The need for broader tax and budget education

There is a great post in TaxVox today from the Tax Policy Center (not to say that all of their posts aren't great). It is entitled - "We Can’t Always Get What We Want: Why Governing Americans is So Hard" by Howard Gleckman. He provides a candid and blunt assessment of the many odd things many people say and do. For example, he notes how many people complain about government spending, but then want more tax breaks - which are a form of government spending. He also notes how state governors want more federal dollars, but then complain about the red tape and fail to fix their budget problems to prevent needing federal funds.

I think this is a longstanding problem that is just getting worse. Today, it seems that we expect our politicians to tell us how they will either not raise any taxes or even lower our taxes, yet provide more funding for infrastructure, health care, education and Social Security. Who is supposed to pay for all of this? I noted this a few months ago when I got an April 15 email from my elected representative reminding me of the $800 billion of tax cuts Congress passed - with no mention of that fact that it raised the debt and deficit (4/15/10 post). And, why sent on April 15? I think the public has conditioned our elected officials to only talk to us if they are talking about tax cuts. Which elected officials are going to talk to us about reality? Or, perhaps we just don't elect those folks.

I think a revised civics education in high school would help somewhat. High school students should learn a lot more than that we have 3 branches of government and how a bill becomes a law. They should learn about the role of governments, funding, spending costs, the budget process, different types of taxes and how they work, understanding their role as a taxpayer, etc. The students could study the current federal or state finance systems and offer suggestions for improvement to their elected officials.

What do you think - about the TaxVox post - is it right on or not? What about solutions?


Peter said...

Many high school graduates can't tell you what the branches of the federal government are. Do you really think the teachers from our teacher's unions are up to the task of teaching them about the long term effects of tax cuts on economic growth?

I fear that the "education" you propose will metamorphosize into the indoctrination of our youth to support the pro-tax, big government policies of the left.

Finally, Gleckman makes quite a rhetorical reach when he suggests that tax cuts are spending. That's like me telling one of my small business clients whose revenues declined that the reason his business is failing is because he spends too much.

He might knock me on my word-twisting derrierre.

Unknown said...

I could not agree more wholeheartedly with the TaxVox article and I also agree that the problem lies with the public.

Politicians are giving the people what they want: a bankrupted future in exchange for an unsustainable present. Any politician that starts trying to tell this to the public isn't popular and likely won't be elected.

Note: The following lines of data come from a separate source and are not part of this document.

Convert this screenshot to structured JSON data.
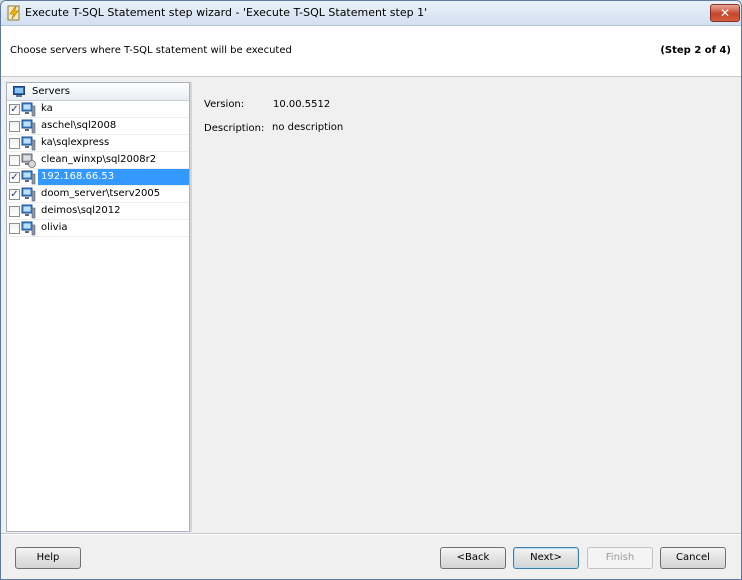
{
  "window": {
    "title": "Execute T-SQL Statement step wizard - 'Execute T-SQL Statement step 1'",
    "close_glyph": "✕"
  },
  "header": {
    "instruction": "Choose servers where T-SQL statement will be executed",
    "step": "(Step 2 of 4)"
  },
  "tree": {
    "header_label": "Servers",
    "header_icon": "servers-icon",
    "items": [
      {
        "label": "ka",
        "checked": true,
        "icon": "server-icon"
      },
      {
        "label": "aschel\\sql2008",
        "checked": false,
        "icon": "server-icon"
      },
      {
        "label": "ka\\sqlexpress",
        "checked": false,
        "icon": "server-icon"
      },
      {
        "label": "clean_winxp\\sql2008r2",
        "checked": false,
        "icon": "server-offline-icon"
      },
      {
        "label": "192.168.66.53",
        "checked": true,
        "icon": "server-icon",
        "selected": true
      },
      {
        "label": "doom_server\\tserv2005",
        "checked": true,
        "icon": "server-icon"
      },
      {
        "label": "deimos\\sql2012",
        "checked": false,
        "icon": "server-icon"
      },
      {
        "label": "olivia",
        "checked": false,
        "icon": "server-icon"
      }
    ]
  },
  "details": {
    "version_label": "Version:",
    "version_value": "10.00.5512",
    "description_label": "Description:",
    "description_value": "no description"
  },
  "buttons": {
    "help": "Help",
    "back": "<Back",
    "next": "Next>",
    "finish": "Finish",
    "cancel": "Cancel"
  },
  "colors": {
    "selection": "#3399ff",
    "close_button": "#c7452b"
  }
}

Does the problem lie with weak politicians who pander to the immature and unsustainable desires of the people?

Or does the problem lie with the people who want these things?